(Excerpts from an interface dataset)
┌────────

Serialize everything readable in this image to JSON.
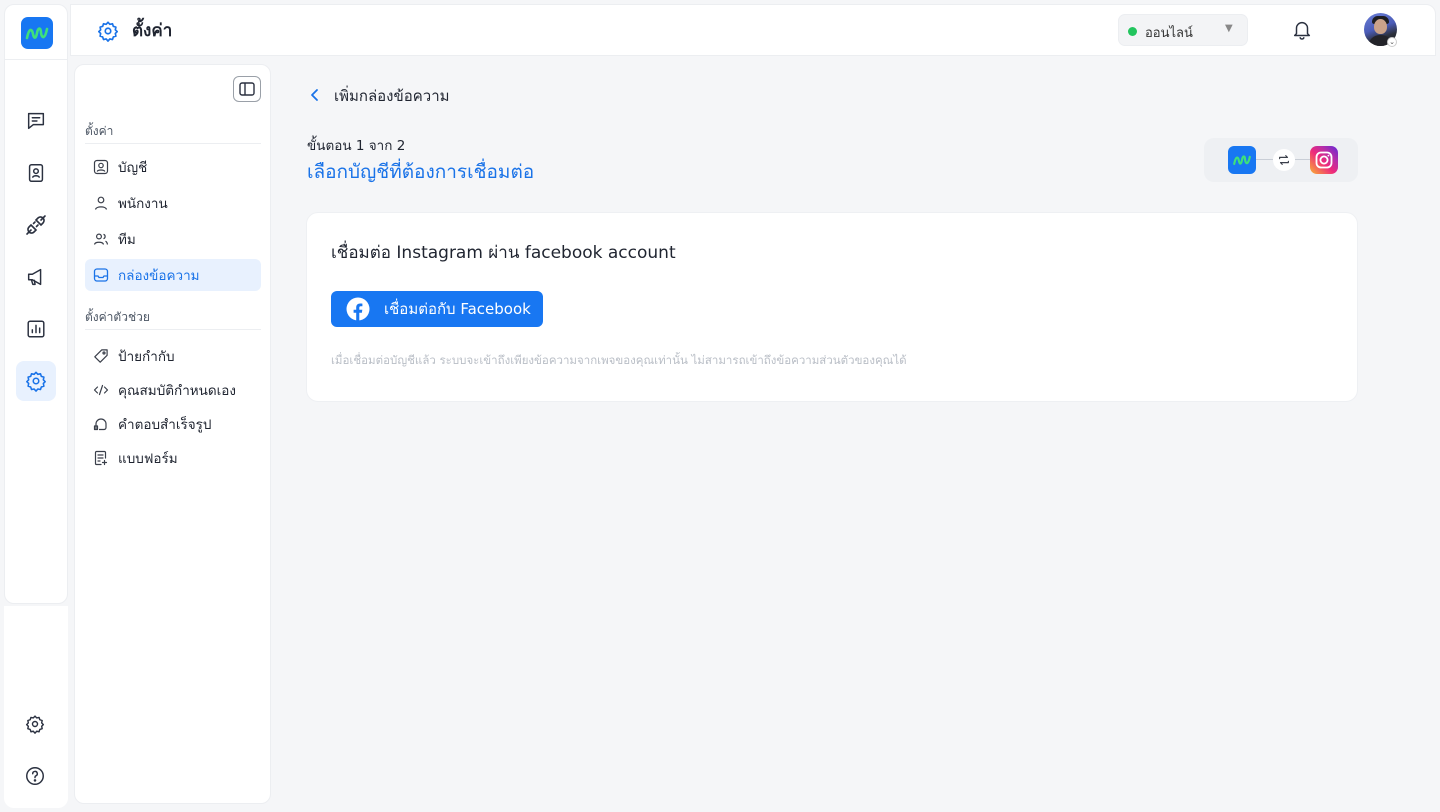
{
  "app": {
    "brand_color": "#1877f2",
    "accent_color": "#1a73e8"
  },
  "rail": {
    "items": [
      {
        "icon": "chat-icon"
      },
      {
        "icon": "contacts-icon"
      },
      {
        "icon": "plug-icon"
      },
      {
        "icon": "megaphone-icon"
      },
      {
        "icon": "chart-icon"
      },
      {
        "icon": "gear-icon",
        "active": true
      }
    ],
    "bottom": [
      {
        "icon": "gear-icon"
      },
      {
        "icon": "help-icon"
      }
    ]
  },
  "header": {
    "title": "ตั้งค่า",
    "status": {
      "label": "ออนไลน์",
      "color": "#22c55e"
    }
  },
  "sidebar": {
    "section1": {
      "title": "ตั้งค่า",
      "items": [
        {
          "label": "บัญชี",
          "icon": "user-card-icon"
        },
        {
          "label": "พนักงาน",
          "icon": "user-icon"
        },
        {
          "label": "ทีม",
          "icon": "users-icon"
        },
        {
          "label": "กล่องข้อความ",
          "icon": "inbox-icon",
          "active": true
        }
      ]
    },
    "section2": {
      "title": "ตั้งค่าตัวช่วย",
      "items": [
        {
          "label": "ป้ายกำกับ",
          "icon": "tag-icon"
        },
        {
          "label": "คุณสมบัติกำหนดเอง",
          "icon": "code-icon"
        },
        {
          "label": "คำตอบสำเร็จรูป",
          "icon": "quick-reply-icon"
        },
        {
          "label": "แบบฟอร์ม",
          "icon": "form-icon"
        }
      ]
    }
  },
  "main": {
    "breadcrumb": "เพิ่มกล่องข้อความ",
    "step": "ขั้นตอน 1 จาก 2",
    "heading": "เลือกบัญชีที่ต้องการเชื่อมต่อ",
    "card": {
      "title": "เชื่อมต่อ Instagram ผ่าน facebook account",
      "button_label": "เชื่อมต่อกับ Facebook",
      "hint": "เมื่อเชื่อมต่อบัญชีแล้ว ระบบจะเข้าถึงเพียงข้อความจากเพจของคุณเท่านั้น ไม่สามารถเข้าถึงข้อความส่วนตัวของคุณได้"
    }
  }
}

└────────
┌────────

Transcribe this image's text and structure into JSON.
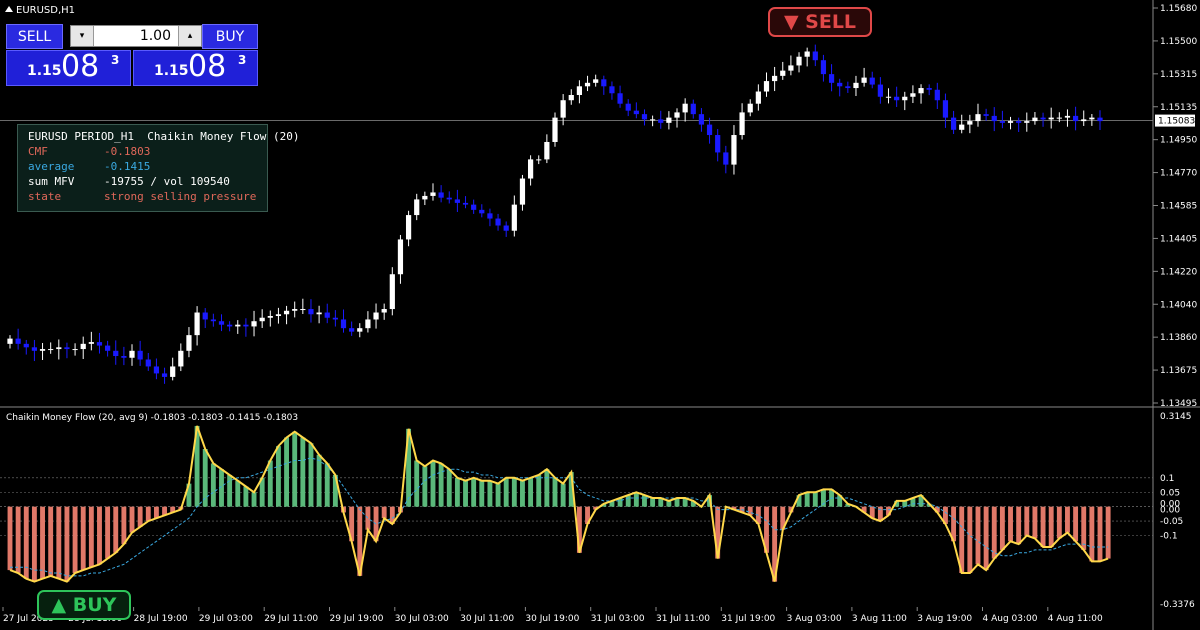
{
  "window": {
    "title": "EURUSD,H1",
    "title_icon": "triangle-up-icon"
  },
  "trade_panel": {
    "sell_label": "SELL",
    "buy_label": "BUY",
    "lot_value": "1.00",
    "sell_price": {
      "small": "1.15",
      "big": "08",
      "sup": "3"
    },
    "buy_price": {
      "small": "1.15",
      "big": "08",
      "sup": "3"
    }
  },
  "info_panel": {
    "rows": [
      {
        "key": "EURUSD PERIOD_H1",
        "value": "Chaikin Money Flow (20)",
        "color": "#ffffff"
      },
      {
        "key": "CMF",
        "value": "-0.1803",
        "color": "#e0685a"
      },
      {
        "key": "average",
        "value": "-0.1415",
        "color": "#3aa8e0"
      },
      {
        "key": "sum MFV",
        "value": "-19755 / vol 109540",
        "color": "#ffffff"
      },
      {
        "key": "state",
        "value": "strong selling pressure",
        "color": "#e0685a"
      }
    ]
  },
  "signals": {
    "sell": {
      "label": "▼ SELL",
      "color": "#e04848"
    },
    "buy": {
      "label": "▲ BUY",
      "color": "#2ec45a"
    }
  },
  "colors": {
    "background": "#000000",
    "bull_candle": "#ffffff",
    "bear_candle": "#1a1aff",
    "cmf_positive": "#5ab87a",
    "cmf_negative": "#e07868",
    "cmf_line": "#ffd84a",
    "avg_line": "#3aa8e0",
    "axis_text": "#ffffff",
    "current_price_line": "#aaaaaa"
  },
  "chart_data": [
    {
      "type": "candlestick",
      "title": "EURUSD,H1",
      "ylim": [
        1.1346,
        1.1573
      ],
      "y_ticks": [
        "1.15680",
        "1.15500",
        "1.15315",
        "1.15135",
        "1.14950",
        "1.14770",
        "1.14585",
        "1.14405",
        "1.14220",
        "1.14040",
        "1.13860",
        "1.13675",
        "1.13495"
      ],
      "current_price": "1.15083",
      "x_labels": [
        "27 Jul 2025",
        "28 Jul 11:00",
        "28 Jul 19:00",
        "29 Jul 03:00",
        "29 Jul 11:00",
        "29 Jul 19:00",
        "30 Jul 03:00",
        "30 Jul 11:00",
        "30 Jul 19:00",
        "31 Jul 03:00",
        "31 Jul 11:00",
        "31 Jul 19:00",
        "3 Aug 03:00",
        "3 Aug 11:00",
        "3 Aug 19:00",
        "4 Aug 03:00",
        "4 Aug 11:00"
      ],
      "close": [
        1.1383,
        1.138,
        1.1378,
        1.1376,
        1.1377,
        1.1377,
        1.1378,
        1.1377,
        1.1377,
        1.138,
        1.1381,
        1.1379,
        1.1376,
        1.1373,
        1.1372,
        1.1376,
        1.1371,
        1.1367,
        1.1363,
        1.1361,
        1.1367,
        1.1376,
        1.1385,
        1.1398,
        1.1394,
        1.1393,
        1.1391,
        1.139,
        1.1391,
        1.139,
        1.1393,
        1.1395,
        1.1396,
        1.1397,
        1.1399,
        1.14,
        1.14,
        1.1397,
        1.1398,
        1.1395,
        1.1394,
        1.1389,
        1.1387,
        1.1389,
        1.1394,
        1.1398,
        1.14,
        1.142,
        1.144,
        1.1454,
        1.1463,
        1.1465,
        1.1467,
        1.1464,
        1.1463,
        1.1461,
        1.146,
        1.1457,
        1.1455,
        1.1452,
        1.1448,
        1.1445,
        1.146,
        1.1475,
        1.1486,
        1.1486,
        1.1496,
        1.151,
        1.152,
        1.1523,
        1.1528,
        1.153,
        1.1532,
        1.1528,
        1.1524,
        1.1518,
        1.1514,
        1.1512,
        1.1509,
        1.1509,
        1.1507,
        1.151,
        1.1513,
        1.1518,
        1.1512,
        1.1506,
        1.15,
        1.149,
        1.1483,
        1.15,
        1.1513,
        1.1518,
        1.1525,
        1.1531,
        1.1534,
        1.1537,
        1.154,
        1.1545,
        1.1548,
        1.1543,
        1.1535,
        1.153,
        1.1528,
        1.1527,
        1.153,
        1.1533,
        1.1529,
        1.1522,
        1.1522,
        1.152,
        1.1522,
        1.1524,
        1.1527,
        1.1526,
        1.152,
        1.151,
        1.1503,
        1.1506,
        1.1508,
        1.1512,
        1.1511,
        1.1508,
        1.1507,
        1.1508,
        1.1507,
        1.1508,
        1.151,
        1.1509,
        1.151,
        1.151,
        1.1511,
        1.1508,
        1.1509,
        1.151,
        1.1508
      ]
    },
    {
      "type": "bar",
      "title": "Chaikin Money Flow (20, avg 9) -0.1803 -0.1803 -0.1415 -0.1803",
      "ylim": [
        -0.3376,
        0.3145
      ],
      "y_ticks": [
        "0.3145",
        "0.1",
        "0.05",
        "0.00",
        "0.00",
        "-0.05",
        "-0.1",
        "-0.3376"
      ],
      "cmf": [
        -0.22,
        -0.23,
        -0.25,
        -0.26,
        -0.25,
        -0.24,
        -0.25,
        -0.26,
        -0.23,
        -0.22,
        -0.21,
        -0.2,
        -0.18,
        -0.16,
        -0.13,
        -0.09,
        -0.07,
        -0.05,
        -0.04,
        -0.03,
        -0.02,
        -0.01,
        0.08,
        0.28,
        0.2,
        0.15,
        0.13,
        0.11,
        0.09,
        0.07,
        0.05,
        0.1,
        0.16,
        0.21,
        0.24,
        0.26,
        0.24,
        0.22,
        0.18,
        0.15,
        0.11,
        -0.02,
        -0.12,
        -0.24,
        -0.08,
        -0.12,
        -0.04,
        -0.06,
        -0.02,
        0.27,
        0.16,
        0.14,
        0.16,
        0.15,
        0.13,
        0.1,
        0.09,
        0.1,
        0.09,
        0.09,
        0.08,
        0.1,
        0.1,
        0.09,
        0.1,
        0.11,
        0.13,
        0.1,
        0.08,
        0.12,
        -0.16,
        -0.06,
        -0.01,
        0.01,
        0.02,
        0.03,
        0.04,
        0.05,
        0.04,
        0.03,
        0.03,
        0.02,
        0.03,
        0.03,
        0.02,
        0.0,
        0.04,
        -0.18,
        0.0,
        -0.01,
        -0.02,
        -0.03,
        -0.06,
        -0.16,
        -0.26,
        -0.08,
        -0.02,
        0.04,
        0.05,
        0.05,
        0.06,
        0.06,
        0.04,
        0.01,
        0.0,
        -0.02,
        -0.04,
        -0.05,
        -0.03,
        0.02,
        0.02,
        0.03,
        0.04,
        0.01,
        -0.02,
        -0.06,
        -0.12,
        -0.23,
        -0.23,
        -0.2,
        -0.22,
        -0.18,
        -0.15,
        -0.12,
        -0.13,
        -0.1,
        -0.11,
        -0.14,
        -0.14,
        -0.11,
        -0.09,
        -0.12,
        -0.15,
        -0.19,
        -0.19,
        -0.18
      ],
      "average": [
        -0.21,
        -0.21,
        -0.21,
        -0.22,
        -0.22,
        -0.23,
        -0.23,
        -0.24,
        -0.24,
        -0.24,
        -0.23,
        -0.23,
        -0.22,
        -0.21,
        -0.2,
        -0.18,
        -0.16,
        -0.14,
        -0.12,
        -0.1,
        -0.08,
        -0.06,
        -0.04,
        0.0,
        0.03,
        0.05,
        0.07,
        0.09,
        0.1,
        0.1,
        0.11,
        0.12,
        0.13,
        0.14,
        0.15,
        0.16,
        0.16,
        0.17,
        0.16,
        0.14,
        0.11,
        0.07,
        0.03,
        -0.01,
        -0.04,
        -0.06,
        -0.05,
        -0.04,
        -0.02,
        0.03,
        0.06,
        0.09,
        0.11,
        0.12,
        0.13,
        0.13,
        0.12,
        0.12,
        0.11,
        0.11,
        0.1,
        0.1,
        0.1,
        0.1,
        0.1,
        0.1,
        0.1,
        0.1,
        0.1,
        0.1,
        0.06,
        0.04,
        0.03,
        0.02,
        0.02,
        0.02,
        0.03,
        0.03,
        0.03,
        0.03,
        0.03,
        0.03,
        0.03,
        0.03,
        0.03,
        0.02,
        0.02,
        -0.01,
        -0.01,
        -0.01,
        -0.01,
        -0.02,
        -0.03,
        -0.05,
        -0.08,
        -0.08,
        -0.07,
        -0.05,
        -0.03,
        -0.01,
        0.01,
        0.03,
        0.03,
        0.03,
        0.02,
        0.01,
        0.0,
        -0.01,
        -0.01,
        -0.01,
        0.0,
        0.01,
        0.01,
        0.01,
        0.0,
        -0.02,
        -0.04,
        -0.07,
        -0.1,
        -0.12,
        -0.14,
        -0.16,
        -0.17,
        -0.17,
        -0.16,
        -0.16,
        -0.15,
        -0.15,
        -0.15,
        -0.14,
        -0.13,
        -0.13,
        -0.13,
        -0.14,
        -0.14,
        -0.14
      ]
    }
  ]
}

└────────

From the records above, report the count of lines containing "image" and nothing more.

> [Task result] 2